Problem requirements = Write only the number of lines in the entries that hold the string "ffffff".

Records supplied =
+ + + + +
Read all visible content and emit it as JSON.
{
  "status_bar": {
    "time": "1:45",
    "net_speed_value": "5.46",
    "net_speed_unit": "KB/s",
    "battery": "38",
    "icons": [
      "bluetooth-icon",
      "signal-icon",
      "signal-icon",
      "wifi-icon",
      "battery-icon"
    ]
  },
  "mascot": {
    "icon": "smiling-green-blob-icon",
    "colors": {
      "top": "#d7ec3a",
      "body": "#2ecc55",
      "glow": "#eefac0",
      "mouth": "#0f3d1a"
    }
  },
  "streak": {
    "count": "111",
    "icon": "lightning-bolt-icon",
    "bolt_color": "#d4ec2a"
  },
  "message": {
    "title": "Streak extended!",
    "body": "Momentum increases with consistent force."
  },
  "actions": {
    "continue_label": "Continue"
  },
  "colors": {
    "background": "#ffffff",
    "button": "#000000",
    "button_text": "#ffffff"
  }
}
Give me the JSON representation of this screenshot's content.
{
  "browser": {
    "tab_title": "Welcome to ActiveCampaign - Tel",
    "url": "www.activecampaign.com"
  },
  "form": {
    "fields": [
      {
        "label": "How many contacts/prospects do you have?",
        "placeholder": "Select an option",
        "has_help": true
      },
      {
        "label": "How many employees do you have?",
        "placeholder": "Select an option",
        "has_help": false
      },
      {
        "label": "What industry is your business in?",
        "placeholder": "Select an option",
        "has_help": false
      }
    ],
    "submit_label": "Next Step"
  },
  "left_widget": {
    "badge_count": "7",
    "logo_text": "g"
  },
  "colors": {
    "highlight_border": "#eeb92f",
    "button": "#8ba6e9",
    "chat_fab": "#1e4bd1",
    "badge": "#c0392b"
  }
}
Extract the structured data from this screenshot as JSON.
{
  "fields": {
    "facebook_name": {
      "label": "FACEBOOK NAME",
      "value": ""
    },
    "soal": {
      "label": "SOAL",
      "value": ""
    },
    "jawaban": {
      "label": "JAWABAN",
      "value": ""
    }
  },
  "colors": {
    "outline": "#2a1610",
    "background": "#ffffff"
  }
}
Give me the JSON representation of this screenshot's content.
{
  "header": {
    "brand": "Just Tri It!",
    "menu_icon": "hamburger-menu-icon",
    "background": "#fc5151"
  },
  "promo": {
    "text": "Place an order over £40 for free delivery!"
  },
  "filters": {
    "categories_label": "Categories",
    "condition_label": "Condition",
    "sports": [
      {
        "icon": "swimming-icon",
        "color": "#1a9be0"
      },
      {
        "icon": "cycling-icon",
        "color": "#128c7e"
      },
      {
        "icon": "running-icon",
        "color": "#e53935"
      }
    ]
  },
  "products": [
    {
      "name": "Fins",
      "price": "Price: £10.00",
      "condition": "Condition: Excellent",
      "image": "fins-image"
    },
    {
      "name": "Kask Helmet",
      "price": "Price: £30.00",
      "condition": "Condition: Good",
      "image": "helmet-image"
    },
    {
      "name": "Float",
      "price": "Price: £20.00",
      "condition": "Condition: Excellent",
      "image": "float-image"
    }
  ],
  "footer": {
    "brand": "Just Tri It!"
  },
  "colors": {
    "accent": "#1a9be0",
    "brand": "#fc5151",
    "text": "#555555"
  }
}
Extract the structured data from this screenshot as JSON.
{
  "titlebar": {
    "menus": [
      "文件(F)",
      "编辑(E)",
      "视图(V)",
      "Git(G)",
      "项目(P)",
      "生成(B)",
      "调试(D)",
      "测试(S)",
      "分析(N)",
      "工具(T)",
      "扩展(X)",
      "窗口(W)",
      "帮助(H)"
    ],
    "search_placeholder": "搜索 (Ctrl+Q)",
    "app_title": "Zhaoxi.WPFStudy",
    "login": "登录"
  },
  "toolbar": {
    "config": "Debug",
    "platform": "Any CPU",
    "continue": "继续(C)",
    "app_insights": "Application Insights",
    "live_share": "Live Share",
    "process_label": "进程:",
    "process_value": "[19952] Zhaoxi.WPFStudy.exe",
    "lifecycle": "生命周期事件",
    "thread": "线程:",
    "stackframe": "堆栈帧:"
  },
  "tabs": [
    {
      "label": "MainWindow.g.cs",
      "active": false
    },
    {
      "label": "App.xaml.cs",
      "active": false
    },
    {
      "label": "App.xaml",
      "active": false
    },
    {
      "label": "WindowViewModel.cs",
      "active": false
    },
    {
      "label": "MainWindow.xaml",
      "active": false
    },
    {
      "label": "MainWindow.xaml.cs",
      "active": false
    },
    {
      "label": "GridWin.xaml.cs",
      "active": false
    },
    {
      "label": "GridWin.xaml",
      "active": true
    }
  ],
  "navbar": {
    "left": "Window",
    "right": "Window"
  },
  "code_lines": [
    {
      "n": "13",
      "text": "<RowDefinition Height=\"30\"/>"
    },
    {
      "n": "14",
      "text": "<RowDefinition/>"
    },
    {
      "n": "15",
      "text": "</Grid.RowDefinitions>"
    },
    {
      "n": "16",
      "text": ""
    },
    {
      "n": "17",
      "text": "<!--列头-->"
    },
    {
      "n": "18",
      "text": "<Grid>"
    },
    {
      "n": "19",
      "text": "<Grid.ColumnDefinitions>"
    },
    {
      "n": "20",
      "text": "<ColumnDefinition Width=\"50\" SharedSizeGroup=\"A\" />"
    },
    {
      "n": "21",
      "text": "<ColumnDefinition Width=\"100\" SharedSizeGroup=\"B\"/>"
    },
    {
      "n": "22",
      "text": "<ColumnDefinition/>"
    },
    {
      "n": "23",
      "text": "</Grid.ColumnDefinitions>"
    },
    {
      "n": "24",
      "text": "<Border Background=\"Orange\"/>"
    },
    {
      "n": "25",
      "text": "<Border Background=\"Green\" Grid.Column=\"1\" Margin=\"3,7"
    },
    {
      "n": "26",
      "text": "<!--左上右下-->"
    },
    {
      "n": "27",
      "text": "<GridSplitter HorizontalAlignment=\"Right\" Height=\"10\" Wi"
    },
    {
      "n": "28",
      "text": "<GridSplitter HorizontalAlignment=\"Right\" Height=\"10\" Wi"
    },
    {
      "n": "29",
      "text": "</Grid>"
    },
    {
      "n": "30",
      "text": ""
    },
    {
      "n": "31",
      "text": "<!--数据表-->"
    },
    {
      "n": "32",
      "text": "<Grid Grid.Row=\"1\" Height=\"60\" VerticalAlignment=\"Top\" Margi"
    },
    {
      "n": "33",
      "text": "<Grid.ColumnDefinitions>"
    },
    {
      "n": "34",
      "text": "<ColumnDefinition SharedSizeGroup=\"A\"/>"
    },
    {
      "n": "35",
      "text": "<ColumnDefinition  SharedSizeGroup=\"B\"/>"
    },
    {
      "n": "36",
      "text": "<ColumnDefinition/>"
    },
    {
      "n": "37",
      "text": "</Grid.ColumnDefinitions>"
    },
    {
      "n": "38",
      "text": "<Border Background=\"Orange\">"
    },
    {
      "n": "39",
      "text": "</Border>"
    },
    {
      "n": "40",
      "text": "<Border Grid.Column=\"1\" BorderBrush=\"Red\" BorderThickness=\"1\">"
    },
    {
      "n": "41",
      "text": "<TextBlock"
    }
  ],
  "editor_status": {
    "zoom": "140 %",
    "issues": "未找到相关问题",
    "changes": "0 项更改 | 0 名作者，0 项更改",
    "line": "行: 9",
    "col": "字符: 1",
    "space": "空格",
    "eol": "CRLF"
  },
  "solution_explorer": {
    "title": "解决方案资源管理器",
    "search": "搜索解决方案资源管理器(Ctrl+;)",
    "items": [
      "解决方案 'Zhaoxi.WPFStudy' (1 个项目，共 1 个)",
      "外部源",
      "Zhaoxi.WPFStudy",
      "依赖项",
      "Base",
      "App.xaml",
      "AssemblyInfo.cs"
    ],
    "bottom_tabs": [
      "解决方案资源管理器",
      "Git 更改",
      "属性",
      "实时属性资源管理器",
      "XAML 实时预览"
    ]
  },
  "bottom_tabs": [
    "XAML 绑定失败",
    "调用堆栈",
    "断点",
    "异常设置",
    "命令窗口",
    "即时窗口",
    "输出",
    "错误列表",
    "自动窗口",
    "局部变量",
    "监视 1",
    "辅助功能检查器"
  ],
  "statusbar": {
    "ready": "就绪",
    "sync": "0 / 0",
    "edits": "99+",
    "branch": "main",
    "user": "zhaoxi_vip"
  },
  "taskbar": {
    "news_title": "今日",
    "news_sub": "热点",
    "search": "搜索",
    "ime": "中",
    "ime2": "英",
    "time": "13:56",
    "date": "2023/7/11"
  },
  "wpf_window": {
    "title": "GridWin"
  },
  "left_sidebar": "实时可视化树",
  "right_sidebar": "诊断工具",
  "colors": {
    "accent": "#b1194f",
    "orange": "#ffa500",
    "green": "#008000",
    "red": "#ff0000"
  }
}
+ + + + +
Result for this exercise = 3